I woke up this morning and went out on the back porch like I do everyday.
While watching two young lizards play on the screen, I noticed something odd
on another screen. I got closer to the thing that was definitely NOT a
lizard, for further inspection. I could see it was on the outside of the
screen so I felt reasonably safe getting a closer look. What I saw gave me
the heebeegeebees something awful. I had never seen anything like it before
and wanted a closer look, but not too close. Leaving the safety of my
screened in porch, I went out the patio door and walked around to inspect
the alien bug. This is what I saw...
What the heck is that thing? I called my significant other and told him he
was needed expeditiously to check this thing out. He told me to try to catch
it. CATCH IT? Are you kidding? While waiting for the SO to arrive, I decided
to see what I could find out about this scary bug. Google is my friend and
google led me to Whatsthatbug.com
http://whatsthatbug.com/walking_stick.htmland this is what I found...
These are mating Muskmares, or more correctly, a Muskmare and her
stallion. They are Anisomorpha buprestoides, Two-striped Walkingsticks. The
smell you mentioned was the least of your worries. These Walkingsticks can
shoot a noxious substance from glands in the "neck" region with amazing
accuracy. They have hit more than one of our readers in the eye and the
irritation and blurry vision may last for hours.
This is a Two-Striped Walkingstick, Anisomorpha buprestoides, also known
as a Muskmare. The Muskmare is capable of spraying a noxious substance with
incredible accuracy, and we get numerous reports of people and their pets
being sprayed in the eye.

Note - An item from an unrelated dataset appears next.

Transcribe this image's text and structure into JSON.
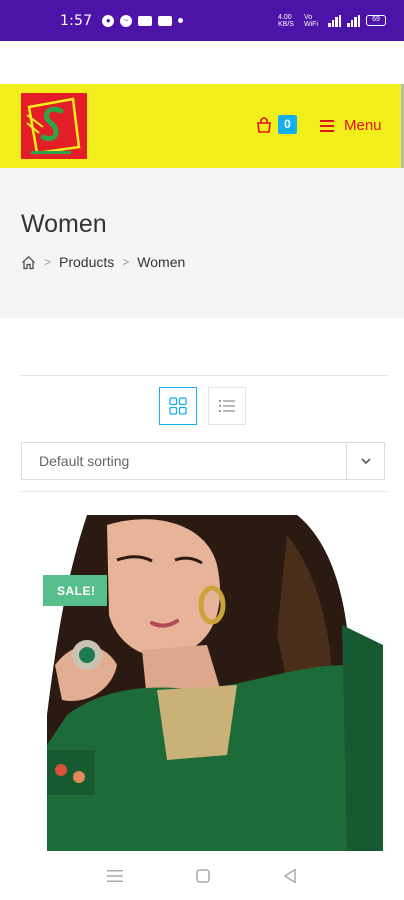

This is a pair of Two-lined Walkingsticks, Anisomorpha buprestoides, also
known as Musk-Mares or Devil Riders because of their habit of remaining in
coitus for extremely long periods of time. The male is much smaller than the
female. Beware!! They do not bite but they can spray a noxious substance
from their necks that is painful if it gets in your eye.
It's the two-lined walkingstick, Anisomorpha buprestoides . In the case of the pairs, they are mating, and the smaller one on top is the male. It's a common walkingstick in much of Florida, but you do have to be careful with them. As you already know, they will spray an acidic defensive chemical from the end of their abdomen. They often aim for the eyes, and the chemical can cause pain and temporary blindness. Pets often experience this. They feed on foliage, probably of various hardwood trees and shrubs. I've kept them in captivity for a while and fed them oak leaves. In the populations around the Ocala National Forest, the stripes are a much brighter shade of cream/white than in other parts of the state. If you have internet access, take a look at these websites for pictures and more info:
WOW! Good thing I didn't get too close to these buggers. They're still on
the porch screen (10 hours later) stuck together and have hardly moved an